ENTRIES PROVIDED:
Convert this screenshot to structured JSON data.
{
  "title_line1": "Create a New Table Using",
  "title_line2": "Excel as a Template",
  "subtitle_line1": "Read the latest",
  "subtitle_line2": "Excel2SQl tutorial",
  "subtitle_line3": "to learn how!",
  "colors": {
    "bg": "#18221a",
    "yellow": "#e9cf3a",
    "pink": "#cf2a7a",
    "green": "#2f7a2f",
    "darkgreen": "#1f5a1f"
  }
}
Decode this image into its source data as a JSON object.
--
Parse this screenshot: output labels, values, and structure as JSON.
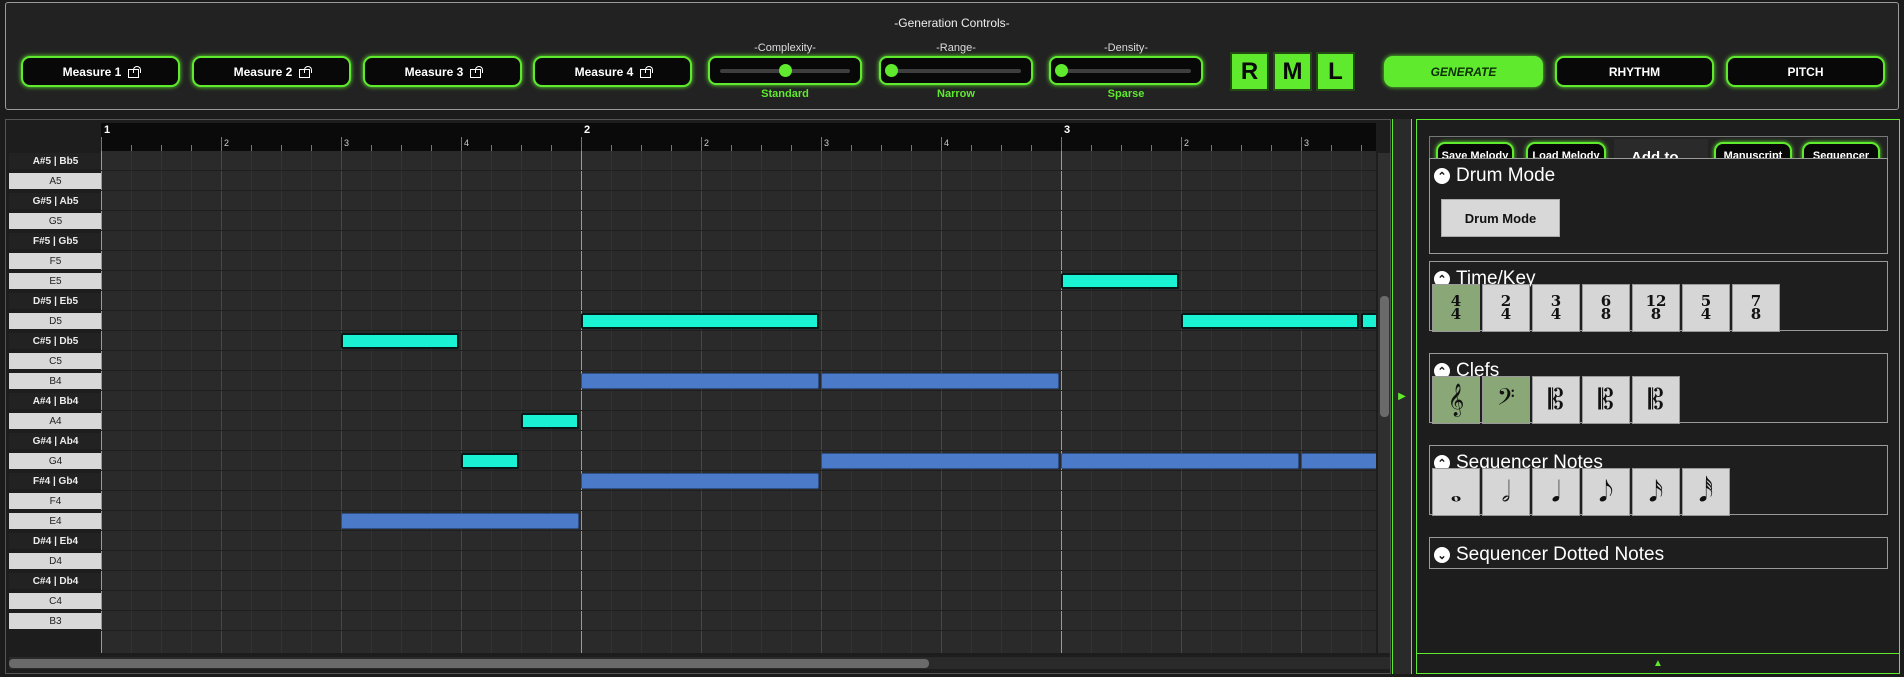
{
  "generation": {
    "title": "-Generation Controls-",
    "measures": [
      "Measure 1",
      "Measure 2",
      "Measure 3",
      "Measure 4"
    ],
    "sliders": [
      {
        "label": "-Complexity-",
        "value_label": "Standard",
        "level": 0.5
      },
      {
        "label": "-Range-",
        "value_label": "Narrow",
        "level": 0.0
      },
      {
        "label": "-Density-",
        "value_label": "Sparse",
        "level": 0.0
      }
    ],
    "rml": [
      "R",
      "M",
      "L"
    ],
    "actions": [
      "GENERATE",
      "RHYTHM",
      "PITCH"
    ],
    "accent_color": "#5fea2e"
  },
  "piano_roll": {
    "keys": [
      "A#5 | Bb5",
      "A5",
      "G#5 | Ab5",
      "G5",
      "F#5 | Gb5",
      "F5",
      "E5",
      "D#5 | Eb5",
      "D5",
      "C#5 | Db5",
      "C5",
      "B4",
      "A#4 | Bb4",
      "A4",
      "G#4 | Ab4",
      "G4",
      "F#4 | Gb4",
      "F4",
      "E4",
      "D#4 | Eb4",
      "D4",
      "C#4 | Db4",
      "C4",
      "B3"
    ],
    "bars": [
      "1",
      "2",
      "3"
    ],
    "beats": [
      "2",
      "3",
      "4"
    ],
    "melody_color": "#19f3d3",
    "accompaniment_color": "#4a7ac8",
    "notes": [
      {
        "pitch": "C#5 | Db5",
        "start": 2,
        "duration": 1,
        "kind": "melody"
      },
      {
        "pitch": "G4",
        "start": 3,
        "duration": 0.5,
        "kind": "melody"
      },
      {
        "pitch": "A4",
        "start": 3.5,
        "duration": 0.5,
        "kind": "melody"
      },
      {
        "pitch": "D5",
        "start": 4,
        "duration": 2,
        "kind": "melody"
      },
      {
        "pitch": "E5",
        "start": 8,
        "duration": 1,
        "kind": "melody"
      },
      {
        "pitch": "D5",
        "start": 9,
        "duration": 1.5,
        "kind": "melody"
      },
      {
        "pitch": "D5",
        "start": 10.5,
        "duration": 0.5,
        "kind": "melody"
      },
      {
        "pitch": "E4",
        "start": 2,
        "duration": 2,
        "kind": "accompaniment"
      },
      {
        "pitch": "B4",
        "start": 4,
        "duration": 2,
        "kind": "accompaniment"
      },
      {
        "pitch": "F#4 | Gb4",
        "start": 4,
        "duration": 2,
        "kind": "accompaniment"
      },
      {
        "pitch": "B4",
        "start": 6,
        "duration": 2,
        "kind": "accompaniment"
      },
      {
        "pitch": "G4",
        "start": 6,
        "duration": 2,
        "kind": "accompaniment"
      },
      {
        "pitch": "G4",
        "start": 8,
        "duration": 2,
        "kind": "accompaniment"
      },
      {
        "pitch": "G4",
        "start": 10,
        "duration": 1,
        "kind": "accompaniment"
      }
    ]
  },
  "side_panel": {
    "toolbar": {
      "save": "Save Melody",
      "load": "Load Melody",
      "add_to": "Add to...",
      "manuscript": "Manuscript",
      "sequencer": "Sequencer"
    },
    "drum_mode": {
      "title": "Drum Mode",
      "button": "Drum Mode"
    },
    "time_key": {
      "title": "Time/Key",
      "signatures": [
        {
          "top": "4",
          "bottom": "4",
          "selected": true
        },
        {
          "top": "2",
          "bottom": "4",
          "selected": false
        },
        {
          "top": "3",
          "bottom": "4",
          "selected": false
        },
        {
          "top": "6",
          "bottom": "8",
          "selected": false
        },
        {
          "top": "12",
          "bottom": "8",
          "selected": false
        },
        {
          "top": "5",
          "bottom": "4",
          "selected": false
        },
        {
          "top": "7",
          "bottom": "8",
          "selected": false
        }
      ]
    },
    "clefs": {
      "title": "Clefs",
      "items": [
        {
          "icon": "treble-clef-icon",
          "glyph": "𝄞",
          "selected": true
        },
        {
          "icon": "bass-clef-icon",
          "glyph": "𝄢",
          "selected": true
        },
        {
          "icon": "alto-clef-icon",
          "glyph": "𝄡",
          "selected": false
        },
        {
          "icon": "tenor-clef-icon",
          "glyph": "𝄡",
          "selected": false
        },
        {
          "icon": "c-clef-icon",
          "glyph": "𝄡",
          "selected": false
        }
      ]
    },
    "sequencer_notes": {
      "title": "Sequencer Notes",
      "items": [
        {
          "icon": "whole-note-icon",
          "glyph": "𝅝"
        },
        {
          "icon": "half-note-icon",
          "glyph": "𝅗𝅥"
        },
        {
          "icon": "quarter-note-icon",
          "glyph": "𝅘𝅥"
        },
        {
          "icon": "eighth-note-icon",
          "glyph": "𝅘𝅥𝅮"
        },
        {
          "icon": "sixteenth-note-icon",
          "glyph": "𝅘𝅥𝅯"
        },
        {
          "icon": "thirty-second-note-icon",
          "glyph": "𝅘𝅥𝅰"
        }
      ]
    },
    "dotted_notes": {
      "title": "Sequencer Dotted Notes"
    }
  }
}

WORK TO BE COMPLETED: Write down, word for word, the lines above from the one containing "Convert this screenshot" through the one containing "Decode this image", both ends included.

TASK OUTPUT:
Convert this screenshot to structured JSON data.
{
  "title_line1": "Create a New Table Using",
  "title_line2": "Excel as a Template",
  "subtitle_line1": "Read the latest",
  "subtitle_line2": "Excel2SQl tutorial",
  "subtitle_line3": "to learn how!",
  "colors": {
    "bg": "#18221a",
    "yellow": "#e9cf3a",
    "pink": "#cf2a7a",
    "green": "#2f7a2f",
    "darkgreen": "#1f5a1f"
  }
}
Decode this image into its source data as a JSON object.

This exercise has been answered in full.